  7. Fear of the condition worsening. I’m very lucky that my condition was “moderate” when I was first diagnosed, and now, due to all the medication and lifestyle changes – they say I’m “mild”. In worst case scenarios, this condition leads to bowel perforation, toxic mega-colon and bowel cancer. Lots of people with Crohn’s and Colitis have to have parts, or their whole bowel removed and live with a stoma bag. This could happen to me. It’s scary. It doesn’t matter if people say, it might never happen. The thought that it could, at any point in my life, freaks me out.
  8. Having to fit in hospital appointments. This was something else that made work difficult. I have to see my GP very often, so much so we now have a pretty good relationship. I have to have outpatient appointments every 6-8 weeks to monitor my condition with the hope that if I go into remission, it will then only be every 6 -12 months. But for the last year it’s been every 6 weeks. Not to mention my 2 flexible sigmoidoscopy’s and colonoscopy which meant 2 days of work each time. My trips to A&E. My further referrals for joint pain, my MRI scan and my weekly Cognitive Behavioural Therapy sessions to cope with anxiety, stress and depression as a result of living with this condition.
  9.  Paying for prescriptions. Before I found out a “Pre-Payment Card existed, I spent around £100 in a matter of 4 months on prescriptions when I was newly diagnosed, since my medication was constantly changing to find what worked best. Now I have a pre-payment card, it’s easier. It is still very expensive, and I will have to pay for prescriptions to keep my condition under control for the rest of my life unless I become too ill and stay unemployed or end up on Personal Independence Payment (PIP).
  10. This last one for me is the worst. It’s lifelong. There is no cure. I will always have Ulcerative Colitis. I can go into periods of remission where I experience no symptoms, which I am yet to achieve. But even then, it can relapse at any time. It’s very sad for me, knowing this will always been there, even if it’s just lurking in the background.
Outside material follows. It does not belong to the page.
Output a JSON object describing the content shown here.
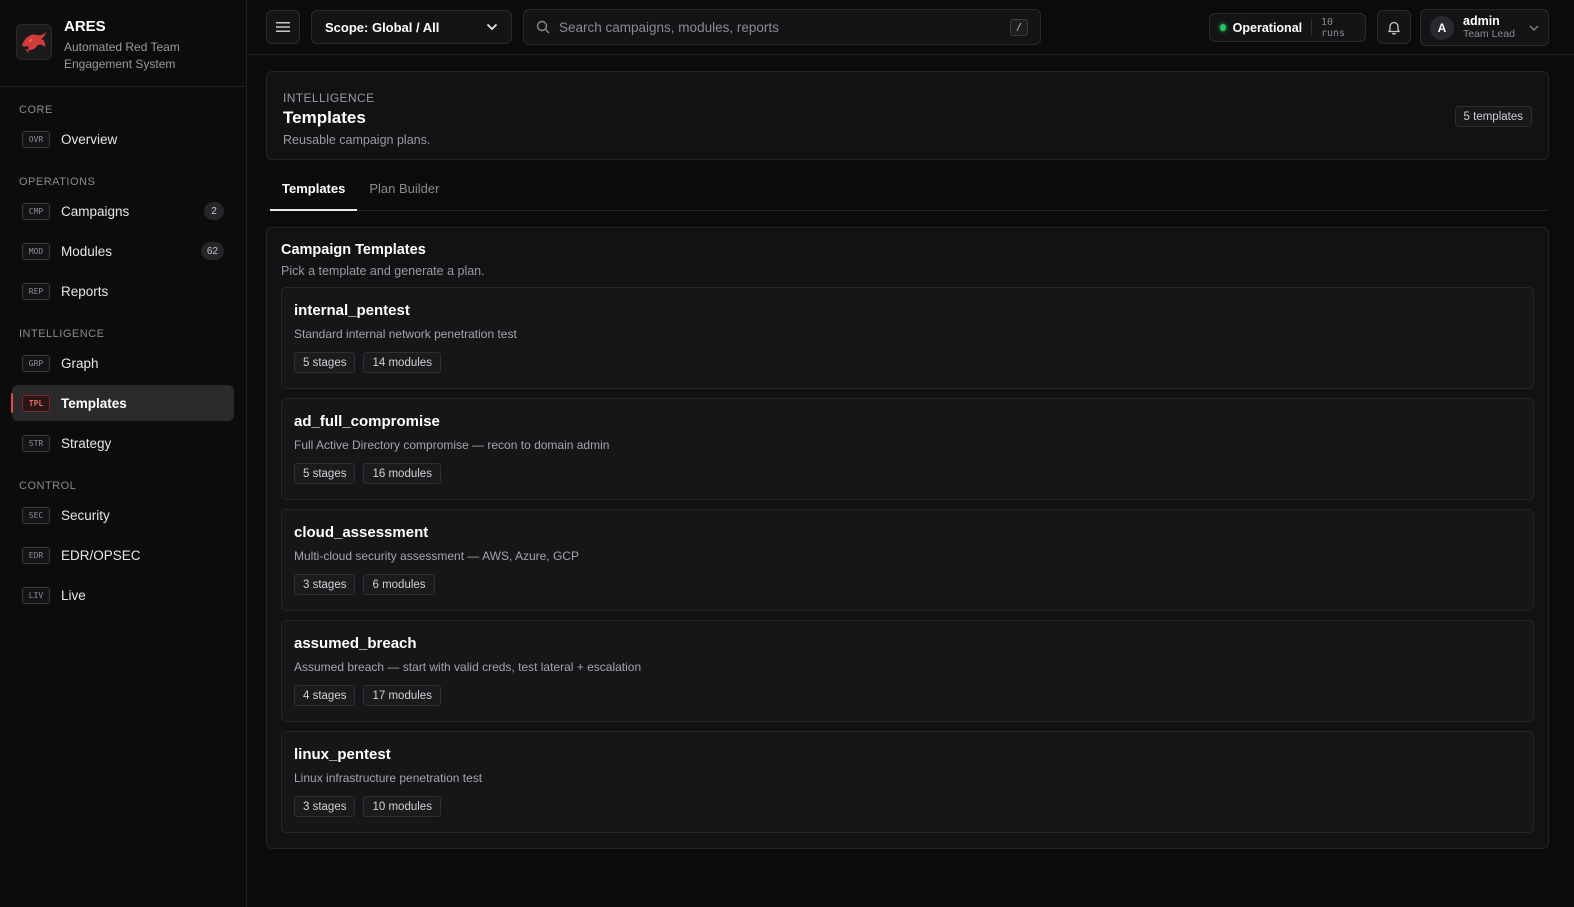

I found it harder when I got diagnosed, but now I’ve learned to cope better and deal with it. Through the amazing support of my family and friends, my consultant and the NHS, I feel more confident in my day to day life. And I hope that soon I will go into remission, and it will stay like that for a while. I have seen that people get a good few years in remission. So fingers crossed. I’m hopeful.